A battle over first amendment rights concerning the placement of the Confederate battle flag on Texas license plates has reached the U.S. Supreme Court.
"The confederate battle flag that is on the plates is a symbol of sacrifice, honor, courage and southern heritage," Sons of Confederate Veterans member Marshall Davis told KXAN.
Monday, the high court will hear arguments in Walker v. Sons of Confederate Veterans. The case stems from a lawsuit filed back in 2009.
The SCV argues Texans have the right to put the Confederate symbol on government-issued license plates, and infringing on that right violates their freedom of speech.
"The license plate issue is a first amendment issue. It's free speech. ... None of these plates are pleasing to everyone. A lot of people are going to be offended by the plate, regardless what is says," Sons of Confederate Veterans member Frank Johnson told The Dallas Morning News.
Opponents of allowing the battle flag on plates claim the symbol carries a racially-charged overtone and shouldn't be allowed because it's not technically private property.
According to The Washington Post, the Texas DMV gets all kinds of special requests to customize plates, but they "rejected this one after receiving tens of thousands of comments about the design, most of them negative."
The Post says the SCV, which is based in Richmond, Virginia, has been working through the legal system in both that state and Maryland where those customized designs are only issued under "court order."

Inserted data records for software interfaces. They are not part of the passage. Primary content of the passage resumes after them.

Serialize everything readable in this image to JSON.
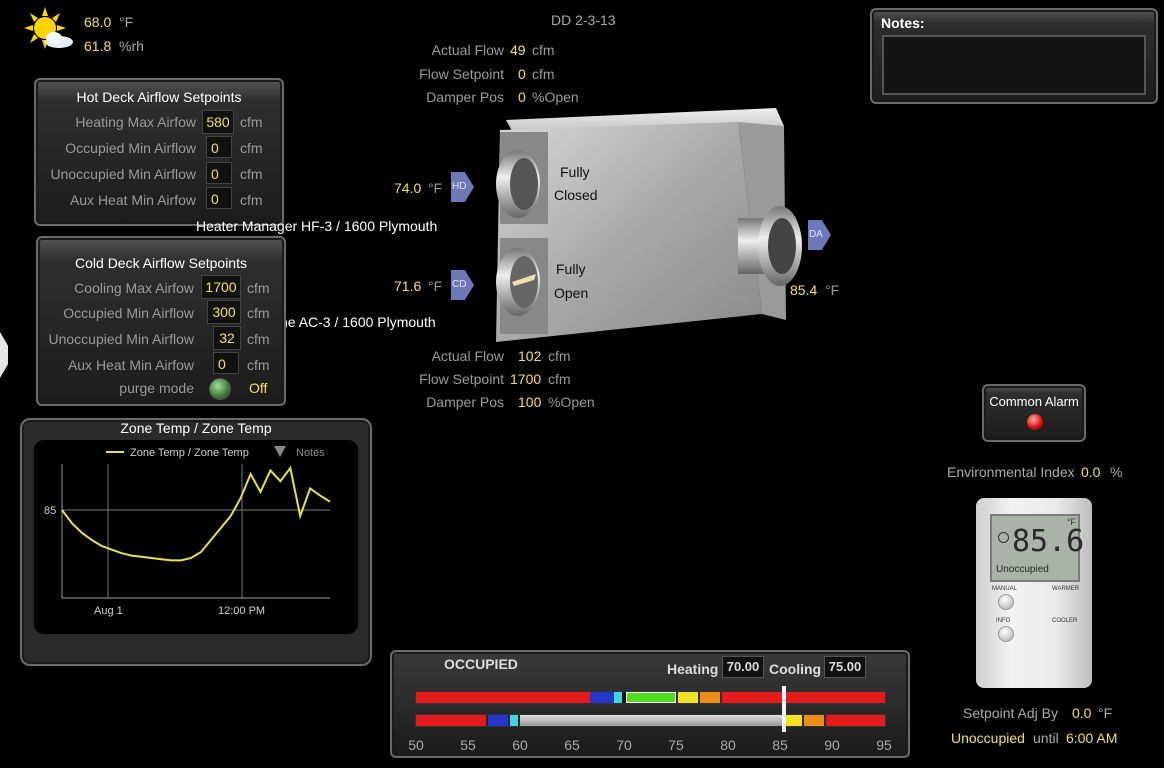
{
  "header": {
    "title": "DD 2-3-13"
  },
  "weather": {
    "icon": "sun-cloud-icon",
    "temp": "68.0",
    "temp_unit": "°F",
    "humidity": "61.8",
    "humidity_unit": "%rh"
  },
  "hot_deck": {
    "title": "Hot Deck Airflow Setpoints",
    "rows": [
      {
        "label": "Heating Max Airfow",
        "value": "580",
        "unit": "cfm"
      },
      {
        "label": "Occupied Min Airflow",
        "value": "0",
        "unit": "cfm"
      },
      {
        "label": "Unoccupied Min Airflow",
        "value": "0",
        "unit": "cfm"
      },
      {
        "label": "Aux Heat Min Airfow",
        "value": "0",
        "unit": "cfm"
      }
    ]
  },
  "cold_deck": {
    "title": "Cold Deck Airflow Setpoints",
    "rows": [
      {
        "label": "Cooling Max Airfow",
        "value": "1700",
        "unit": "cfm"
      },
      {
        "label": "Occupied Min Airflow",
        "value": "300",
        "unit": "cfm"
      },
      {
        "label": "Unoccupied Min Airflow",
        "value": "32",
        "unit": "cfm"
      },
      {
        "label": "Aux Heat Min Airfow",
        "value": "0",
        "unit": "cfm"
      }
    ],
    "purge_label": "purge mode",
    "purge_value": "Off"
  },
  "overlay_labels": {
    "heater": "Heater Manager HF-3 / 1600 Plymouth",
    "cooling": "ne AC-3 / 1600 Plymouth"
  },
  "hot_flow": {
    "actual_label": "Actual Flow",
    "actual": "49",
    "actual_unit": "cfm",
    "setpoint_label": "Flow Setpoint",
    "setpoint": "0",
    "setpoint_unit": "cfm",
    "damper_label": "Damper Pos",
    "damper": "0",
    "damper_unit": "%Open"
  },
  "cold_flow": {
    "actual_label": "Actual Flow",
    "actual": "102",
    "actual_unit": "cfm",
    "setpoint_label": "Flow Setpoint",
    "setpoint": "1700",
    "setpoint_unit": "cfm",
    "damper_label": "Damper Pos",
    "damper": "100",
    "damper_unit": "%Open"
  },
  "unit": {
    "hd_temp": "74.0",
    "hd_unit": "°F",
    "hd_tag": "HD",
    "cd_temp": "71.6",
    "cd_unit": "°F",
    "cd_tag": "CD",
    "da_temp": "85.4",
    "da_unit": "°F",
    "da_tag": "DA",
    "hot_state_1": "Fully",
    "hot_state_2": "Closed",
    "cold_state_1": "Fully",
    "cold_state_2": "Open"
  },
  "trend": {
    "title": "Zone Temp / Zone Temp",
    "legend": "Zone Temp / Zone Temp",
    "notes": "Notes",
    "ytick": "85",
    "xticks": [
      "Aug 1",
      "12:00 PM"
    ]
  },
  "chart_data": {
    "type": "line",
    "title": "Zone Temp / Zone Temp",
    "series": [
      {
        "name": "Zone Temp / Zone Temp",
        "values": [
          85.0,
          83.9,
          83.1,
          82.5,
          82.0,
          81.7,
          81.4,
          81.2,
          81.1,
          81.0,
          80.9,
          80.8,
          80.8,
          81.0,
          81.5,
          82.5,
          83.5,
          84.5,
          86.0,
          88.0,
          86.5,
          88.3,
          87.4,
          88.5,
          84.5,
          86.8,
          86.2,
          85.7
        ]
      }
    ],
    "yticks": [
      "85"
    ],
    "xticks": [
      "Aug 1",
      "12:00 PM"
    ],
    "grid": true
  },
  "notes": {
    "label": "Notes:"
  },
  "alarm": {
    "label": "Common Alarm"
  },
  "env": {
    "label": "Environmental Index",
    "value": "0.0",
    "unit": "%"
  },
  "thermostat": {
    "reading": "85.6",
    "unit": "°F",
    "status": "Unoccupied",
    "manual": "MANUAL",
    "warmer": "WARMER",
    "info": "INFO",
    "cooler": "COOLER"
  },
  "setpoint_adj": {
    "label": "Setpoint Adj By",
    "value": "0.0",
    "unit": "°F"
  },
  "schedule": {
    "status": "Unoccupied",
    "until": "until",
    "time": "6:00 AM"
  },
  "occupancy": {
    "mode": "OCCUPIED",
    "heating_label": "Heating",
    "heating_value": "70.00",
    "cooling_label": "Cooling",
    "cooling_value": "75.00",
    "scale": [
      "50",
      "55",
      "60",
      "65",
      "70",
      "75",
      "80",
      "85",
      "90",
      "95"
    ],
    "current_temp_marker": 85.4
  }
}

"In the last ten years, the government has adopted a government speech doctrine, which means a license plate like this which is government property. Any message that is etched onto that license plate, the government could have discretion over what it wants to approve and doesn't," Fox Business contributor Domenic Romano said.
The U.S. Supreme Court is expected to weigh in on the issue by June.
This video includes images from Carl Wainwright / CC BY NC ND 2.0 and Getty Images.